▶ NF membranes have a nominal pore size of approximately 0.001 microns and an MWCO of 1,000 to 100,000 daltons. Pushing water

    through these smaller membrane pores requires a higher operating pressure than either MF or UF. Operating pressures are usually

    near 600kPa (90 psi) and can be as high as 1,000 kPa(150 psi). These systems can remove virtually all cysts, bacteria, viruses,

    and humic materials. (See Figure 2 and Table 1.)

    They provide excellent protection from DBP formation if the disinfectant residual is added after the membrane filtration step.

    Because NF membranes also remove alkalinity, the product water can be corrosive, and measures, such as blending raw water

    and product water or adding alkalinity, may be needed to reduce corrosivity. NF also removes hardness from water, which

    accounts for NF membranes sometimes being called“softening membranes.” Hard water treated by NF will need pretreatment to
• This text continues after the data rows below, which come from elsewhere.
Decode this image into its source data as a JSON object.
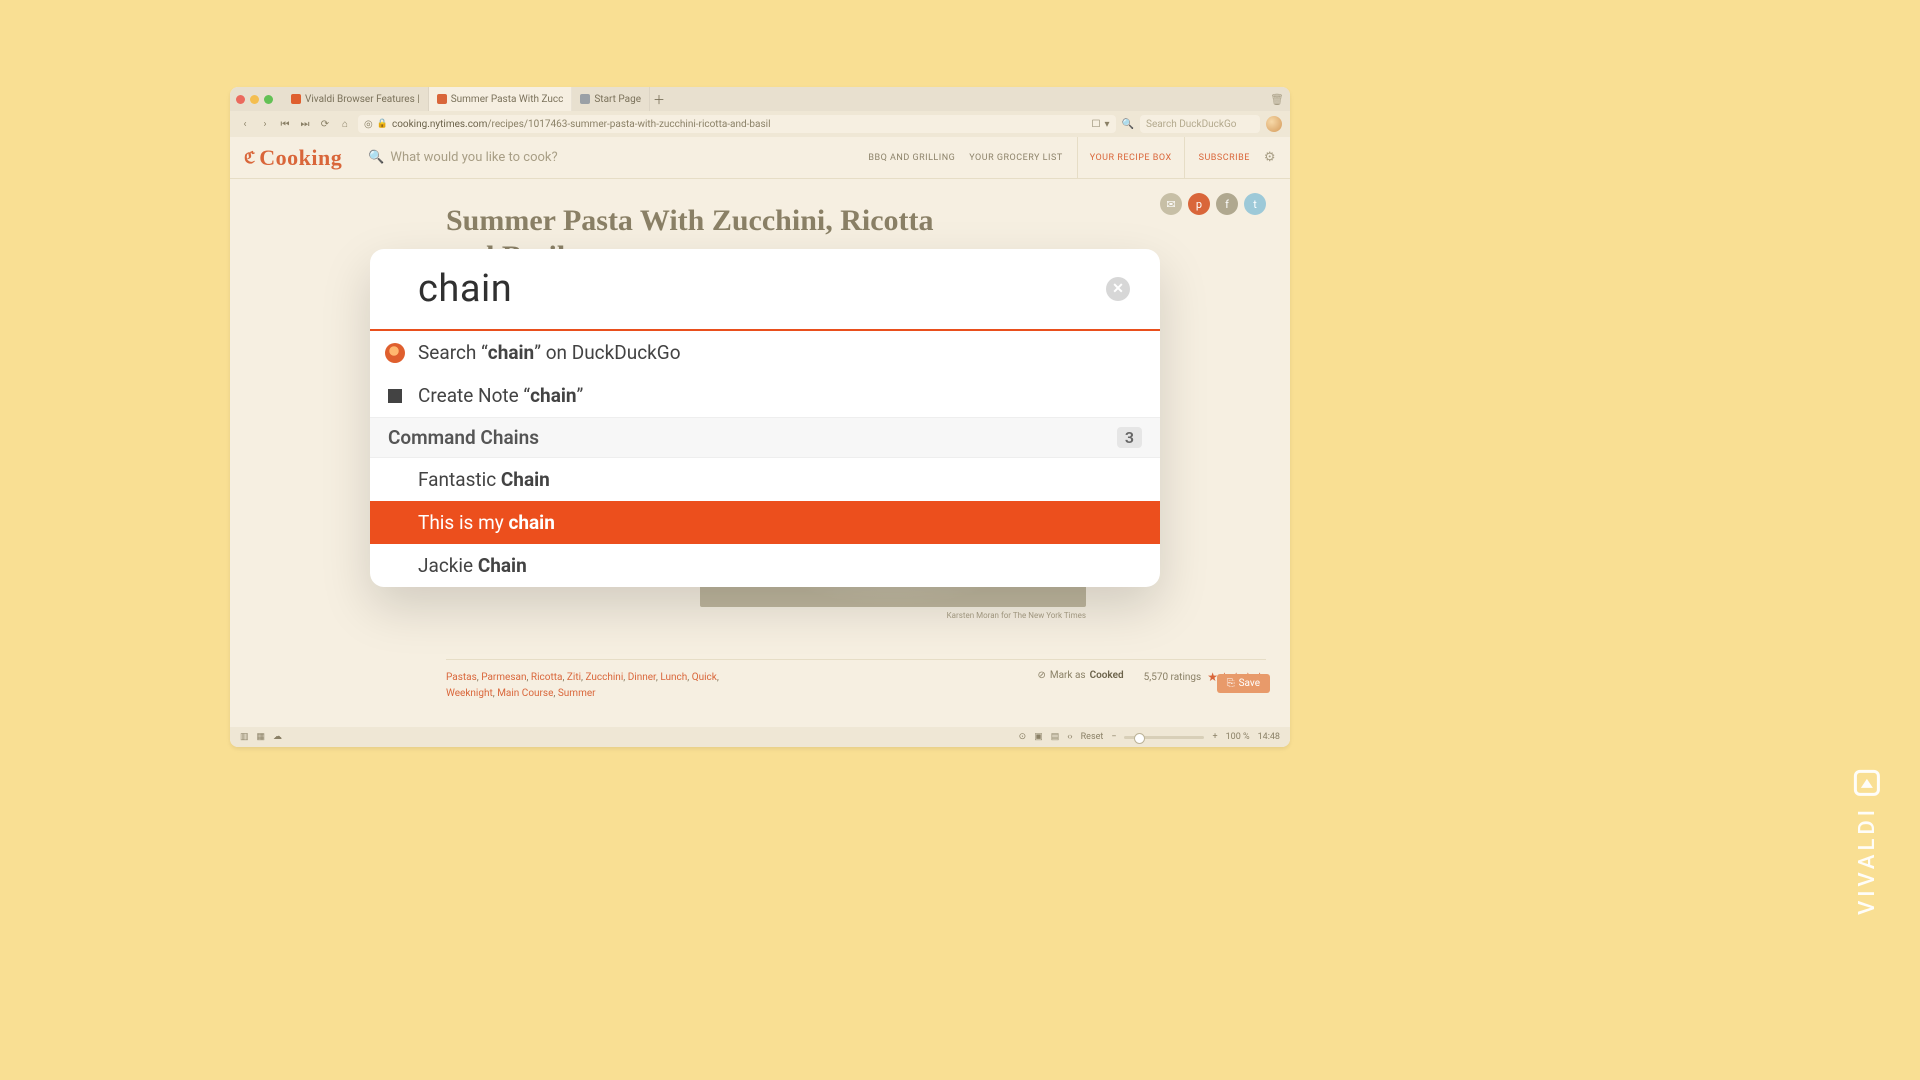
{
  "browser": {
    "tabs": [
      {
        "label": "Vivaldi Browser Features |",
        "favicon": "#df5f2e",
        "active": false
      },
      {
        "label": "Summer Pasta With Zucc",
        "favicon": "#d9663a",
        "active": true
      },
      {
        "label": "Start Page",
        "favicon": "#9aa0a6",
        "active": false
      }
    ],
    "url_host": "cooking.nytimes.com",
    "url_path": "/recipes/1017463-summer-pasta-with-zucchini-ricotta-and-basil",
    "search_placeholder": "Search DuckDuckGo"
  },
  "page": {
    "brand_t": "ℭ",
    "brand_name": "Cooking",
    "search_placeholder": "What would you like to cook?",
    "nav": {
      "bbq": "BBQ AND GRILLING",
      "grocery": "YOUR GROCERY LIST",
      "recipebox": "YOUR RECIPE BOX",
      "subscribe": "SUBSCRIBE"
    },
    "article_title": "Summer Pasta With Zucchini, Ricotta and Basil",
    "hero_caption": "Karsten Moran for The New York Times",
    "tags": [
      "Pastas",
      "Parmesan",
      "Ricotta",
      "Ziti",
      "Zucchini",
      "Dinner",
      "Lunch",
      "Quick",
      "Weeknight",
      "Main Course",
      "Summer"
    ],
    "mark_label": "Mark as",
    "mark_bold": "Cooked",
    "ratings_count": "5,570 ratings",
    "save_label": "Save"
  },
  "statusbar": {
    "reset": "Reset",
    "zoom": "100 %",
    "time": "14:48"
  },
  "qc": {
    "query": "chain",
    "search_pre": "Search “",
    "search_bold": "chain",
    "search_post": "” on DuckDuckGo",
    "note_pre": "Create Note “",
    "note_bold": "chain",
    "note_post": "”",
    "section_label": "Command Chains",
    "section_count": "3",
    "results": [
      {
        "pre": "Fantastic ",
        "bold": "Chain",
        "post": "",
        "selected": false
      },
      {
        "pre": "This is my ",
        "bold": "chain",
        "post": "",
        "selected": true
      },
      {
        "pre": "Jackie ",
        "bold": "Chain",
        "post": "",
        "selected": false
      }
    ]
  },
  "watermark": "VIVALDI"
}
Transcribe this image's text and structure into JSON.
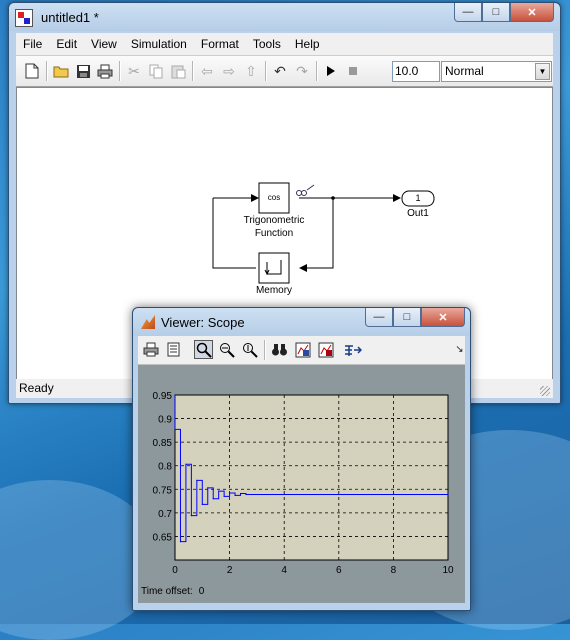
{
  "simulink": {
    "title": "untitled1 *",
    "menu": [
      "File",
      "Edit",
      "View",
      "Simulation",
      "Format",
      "Tools",
      "Help"
    ],
    "stop_time": "10.0",
    "sim_mode": "Normal",
    "status": "Ready",
    "blocks": {
      "trig_symbol": "cos",
      "trig_label_line1": "Trigonometric",
      "trig_label_line2": "Function",
      "memory_label": "Memory",
      "out_port_number": "1",
      "out_label": "Out1"
    }
  },
  "scope": {
    "title": "Viewer: Scope",
    "time_offset_label": "Time offset:",
    "time_offset_value": "0"
  },
  "chart_data": {
    "type": "line",
    "step_plot": true,
    "xlim": [
      0,
      10
    ],
    "ylim": [
      0.6,
      0.95
    ],
    "xticks": [
      0,
      2,
      4,
      6,
      8,
      10
    ],
    "yticks": [
      0.65,
      0.7,
      0.75,
      0.8,
      0.85,
      0.9,
      0.95
    ],
    "grid": true,
    "colors": {
      "line": "#0000ff",
      "plot_bg": "#d4d2bc",
      "frame_bg": "#8c989c"
    },
    "series": [
      {
        "x": [
          0,
          0.2,
          0.4,
          0.6,
          0.8,
          1.0,
          1.2,
          1.4,
          1.6,
          1.8,
          2.0,
          2.2,
          2.4,
          2.6,
          10
        ],
        "y": [
          0.877,
          0.639,
          0.803,
          0.694,
          0.769,
          0.718,
          0.753,
          0.73,
          0.746,
          0.735,
          0.742,
          0.737,
          0.741,
          0.739,
          0.739
        ]
      }
    ]
  }
}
    avoid precipitation of hardness ions on the membrane.
▶ More energy is required for NF than MF or UF, which has hindered its advancement as atreatment alternative.


(NF membrane Filtration)


  • NF membranes have been observed to operate on the principle of diffusion rather than sieving as with MF and UF membranes.


contents_img RO(Reverse Osmosis)


▶ RO systems are compact, simple to operate, and require minimal labor, making them suitable for small systems.They are also

    suitable for systems where there is a high degree of seasonal fluctuation in water demand.
▶ RO can effectively remove nearly all inorganic contaminants from water. RO can also effectively remove radium, natural organic

    substances, pesticides, cysts, bacteria, and viruses. RO is particularly effective when used in series. Water passing through

    multiple units can achieve near zero effluent contaminant concentrations.Disinfection is also recommended to ensure the safety

    of water.
▶ Some of the advantages of RO are:
  • High capital and operating costs,
  • Managing the wastewater (brine solution) is apotential problem,
  • High level of pretreatment is required in some cases,
  • Membranes are prone to fouling, and
  • Produces the most wastewater at between25?50 percent of the feed.



(RO Membrane & RO Desalination Plant)


  • RO removes contaminants from water using a semipermeable membrane that permits only water, and not dissolved ions (such as

    sodium and chloride), to pass through its pores. Contaminated water is subject to a high pressure that forces pure water through

    the membrane,

    leaving contaminants behind in a brine solution.Membranes are available with a variety of pore sizes and characteristics.
   (Tech Brief, National Drinking Water Clearinghouse)


Technical Photos